That is the lead in to the second part of this video podcast that I wanted to chat about which is referrals. People give referrals because they’re happy with what you did. But more importantly, they give referrals because they want to feel good about giving referrals. Think about the last time you ate somewhere, you ate at a good restaurant and you told a friend about it. You said to your friend, “This is the best place, they have the best spicy tuna hand rolls, the best sushi ever. Incredible” Why are you telling that person that? You’re telling that person because you’re excited, because we all have a natural inclination when we have a good experience or we are really happy with something, that we want to tell other people about it. People that give testimonials and give referrals, they’re doing that because they are extremely happy with you.
I’ve seen it described before with the three faces; you’ve got the sad face, you’ve got the okay face and then you’ve got the excited face, the big excited face. The sad face obviously you’re probably getting a negative review. The okay face, you didn’t wow them, you didn’t excite them, you’re probably not getting a good review over that. But the excited face, the big smiley face, that’s the kind of patients you want. Those are the kind that are going to pay, that are going to stay and are going to refer. If you can build your tribe with people with big smiling faces you’re going to do alright.
Keep that in mind when you’re asking a patient for a referral. They do it because they want acknowledgement, because they want to feel good. You’ve helped them to feel great, now they want to give back and they want to do something that they feel great about too and they’re going to give you a referral. When you get a referral immediately acknowledge it; send them a gift in the mail, a gift card, flowers, anything, but acknowledge the referral because that’s why they’re giving it, they want to be thanked. Just like they’re thanking you for the great work that you did, you should thank them when they do something good for you. That’s how word of mouth works.
When somebody comes in from a referral take care of them. Do good things for them because that referral that is in your office is already presold, they’re in your office because of a good recommendation. You don’t have to sell them; they’re not a patient that found you online and you have to prove to them you’re going to do a good job, they already know you’re going to do a good job because they got a referral from their friend already.
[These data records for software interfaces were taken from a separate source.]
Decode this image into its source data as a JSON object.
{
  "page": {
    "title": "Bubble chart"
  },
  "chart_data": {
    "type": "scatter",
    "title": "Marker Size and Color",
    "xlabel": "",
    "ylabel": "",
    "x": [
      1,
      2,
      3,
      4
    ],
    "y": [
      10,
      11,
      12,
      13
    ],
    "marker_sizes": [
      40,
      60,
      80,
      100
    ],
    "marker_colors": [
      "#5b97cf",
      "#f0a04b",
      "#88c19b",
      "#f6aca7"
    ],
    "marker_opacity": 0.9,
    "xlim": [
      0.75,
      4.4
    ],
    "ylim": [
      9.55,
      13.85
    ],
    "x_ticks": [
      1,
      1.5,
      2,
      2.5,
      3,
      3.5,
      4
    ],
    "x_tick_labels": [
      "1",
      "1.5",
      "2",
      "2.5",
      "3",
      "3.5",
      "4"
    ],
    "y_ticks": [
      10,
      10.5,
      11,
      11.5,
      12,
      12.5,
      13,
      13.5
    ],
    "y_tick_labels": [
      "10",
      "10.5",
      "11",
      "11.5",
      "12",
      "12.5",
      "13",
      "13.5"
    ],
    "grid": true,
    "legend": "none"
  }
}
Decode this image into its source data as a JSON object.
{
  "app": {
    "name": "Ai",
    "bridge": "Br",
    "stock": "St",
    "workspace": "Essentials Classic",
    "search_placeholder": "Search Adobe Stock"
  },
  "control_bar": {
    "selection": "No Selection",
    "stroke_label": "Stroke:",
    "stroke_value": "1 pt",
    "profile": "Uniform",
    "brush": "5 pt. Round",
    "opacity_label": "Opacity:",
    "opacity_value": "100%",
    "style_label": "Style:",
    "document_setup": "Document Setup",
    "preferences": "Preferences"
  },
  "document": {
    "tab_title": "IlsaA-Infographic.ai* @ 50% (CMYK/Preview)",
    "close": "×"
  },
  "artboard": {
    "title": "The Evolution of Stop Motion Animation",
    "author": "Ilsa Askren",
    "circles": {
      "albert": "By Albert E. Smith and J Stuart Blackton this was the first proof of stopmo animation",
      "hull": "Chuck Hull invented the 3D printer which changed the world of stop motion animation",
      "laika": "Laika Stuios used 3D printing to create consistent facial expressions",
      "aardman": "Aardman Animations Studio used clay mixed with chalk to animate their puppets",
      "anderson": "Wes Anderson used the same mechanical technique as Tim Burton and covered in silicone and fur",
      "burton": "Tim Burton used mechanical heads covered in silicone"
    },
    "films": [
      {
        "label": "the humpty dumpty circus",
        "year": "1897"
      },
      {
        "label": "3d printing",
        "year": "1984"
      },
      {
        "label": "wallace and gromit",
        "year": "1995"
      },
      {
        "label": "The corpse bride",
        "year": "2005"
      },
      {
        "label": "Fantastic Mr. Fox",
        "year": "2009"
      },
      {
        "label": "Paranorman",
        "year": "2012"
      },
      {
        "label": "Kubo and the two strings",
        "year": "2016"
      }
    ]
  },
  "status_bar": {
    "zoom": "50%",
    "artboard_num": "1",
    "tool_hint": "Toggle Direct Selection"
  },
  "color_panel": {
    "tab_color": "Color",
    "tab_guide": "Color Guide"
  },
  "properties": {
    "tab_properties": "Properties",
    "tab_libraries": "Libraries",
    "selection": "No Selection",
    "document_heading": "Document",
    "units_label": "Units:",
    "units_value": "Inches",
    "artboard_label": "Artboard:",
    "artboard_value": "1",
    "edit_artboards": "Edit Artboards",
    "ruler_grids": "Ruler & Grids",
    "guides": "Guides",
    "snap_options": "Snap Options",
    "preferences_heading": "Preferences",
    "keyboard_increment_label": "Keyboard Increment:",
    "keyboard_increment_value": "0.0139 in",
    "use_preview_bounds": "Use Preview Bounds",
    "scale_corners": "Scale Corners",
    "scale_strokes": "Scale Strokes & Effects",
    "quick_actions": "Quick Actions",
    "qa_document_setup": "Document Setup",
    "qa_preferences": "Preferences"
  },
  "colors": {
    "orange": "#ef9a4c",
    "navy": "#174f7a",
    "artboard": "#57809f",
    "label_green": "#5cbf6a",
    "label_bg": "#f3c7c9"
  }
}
Keep that in mind.
Just to quickly recap, I’m pulling into the airport here, the important things from today’s podcast are make sure that you are entering the conversation, you are getting inside your patient’s head and speaking their language. Speak to their problems and speak with answers and give them a lot of answers, give them all kinds of great information because that’s how you’re going to win them over. And the second point to take away is that with referrals, make sure you acknowledge them, make sure you thank them. Those referrals are just gold in your chest. We chatted earlier about the Swift Kick video critiques; if you are interested in getting one for your practice just click on the Training button at the top of the page and click on Swift Kick and you can learn more about how to get a Swift Kick for your dental marketing and your dental website. We’ll show you everything you’re doing right or possibly doing wrong.
That’s all for today. Colin Receveur here saying Keep Moving Forward.